## [What the task asks]
If a record holds a picture, drop the picture and return the rest of the record word for word.

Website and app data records
________________
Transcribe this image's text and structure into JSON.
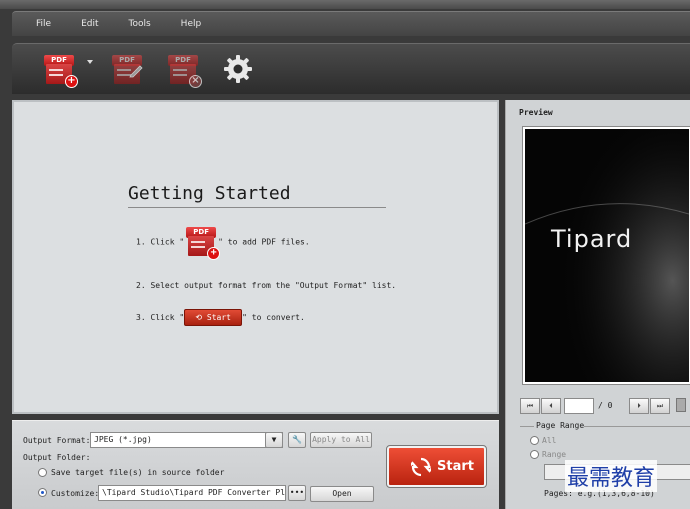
{
  "menu": {
    "file": "File",
    "edit": "Edit",
    "tools": "Tools",
    "help": "Help"
  },
  "toolbar": {
    "pdf_tag": "PDF",
    "add_badge": "+",
    "remove_badge": "×"
  },
  "getting_started": {
    "title": "Getting Started",
    "step1_before": "1. Click \"",
    "step1_after": "\" to add PDF files.",
    "step2": "2. Select output format from the \"Output Format\" list.",
    "step3_before": "3. Click \"",
    "step3_button": "Start",
    "step3_after": "\" to convert."
  },
  "settings": {
    "output_format_label": "Output Format:",
    "output_format_value": "JPEG (*.jpg)",
    "apply_to_all": "Apply to All",
    "output_folder_label": "Output Folder:",
    "option_source": "Save target file(s) in source folder",
    "option_customize": "Customize:",
    "customize_path": "\\Tipard Studio\\Tipard PDF Converter Plati",
    "browse": "•••",
    "open": "Open"
  },
  "start_button": "Start",
  "preview": {
    "label": "Preview",
    "logo_text": "Tipard",
    "page_total": "/ 0",
    "page_range_label": "Page Range",
    "option_all": "All",
    "option_range": "Range",
    "pages_hint": "Pages: e.g.(1,3,6,8-10)"
  },
  "watermark": "最需教育",
  "colors": {
    "accent_red": "#c8321c",
    "panel_bg": "#dcdfe1",
    "toolbar_dark": "#3a3a3a"
  },
  "icons": [
    "add-pdf-icon",
    "edit-pdf-icon",
    "remove-pdf-icon",
    "settings-gear-icon",
    "refresh-arrows-icon"
  ]
}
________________
## [Reply]
Transcribe this image's text and structure into JSON.
{
  "menu": {
    "file": "File",
    "edit": "Edit",
    "tools": "Tools",
    "help": "Help"
  },
  "toolbar": {
    "pdf_tag": "PDF",
    "add_badge": "+",
    "remove_badge": "×"
  },
  "getting_started": {
    "title": "Getting Started",
    "step1_before": "1. Click \"",
    "step1_after": "\" to add PDF files.",
    "step2": "2. Select output format from the \"Output Format\" list.",
    "step3_before": "3. Click \"",
    "step3_button": "Start",
    "step3_after": "\" to convert."
  },
  "settings": {
    "output_format_label": "Output Format:",
    "output_format_value": "JPEG (*.jpg)",
    "apply_to_all": "Apply to All",
    "output_folder_label": "Output Folder:",
    "option_source": "Save target file(s) in source folder",
    "option_customize": "Customize:",
    "customize_path": "\\Tipard Studio\\Tipard PDF Converter Plati",
    "browse": "•••",
    "open": "Open"
  },
  "start_button": "Start",
  "preview": {
    "label": "Preview",
    "logo_text": "Tipard",
    "page_total": "/ 0",
    "page_range_label": "Page Range",
    "option_all": "All",
    "option_range": "Range",
    "pages_hint": "Pages: e.g.(1,3,6,8-10)"
  },
  "watermark": "最需教育",
  "colors": {
    "accent_red": "#c8321c",
    "panel_bg": "#dcdfe1",
    "toolbar_dark": "#3a3a3a"
  },
  "icons": [
    "add-pdf-icon",
    "edit-pdf-icon",
    "remove-pdf-icon",
    "settings-gear-icon",
    "refresh-arrows-icon"
  ]
}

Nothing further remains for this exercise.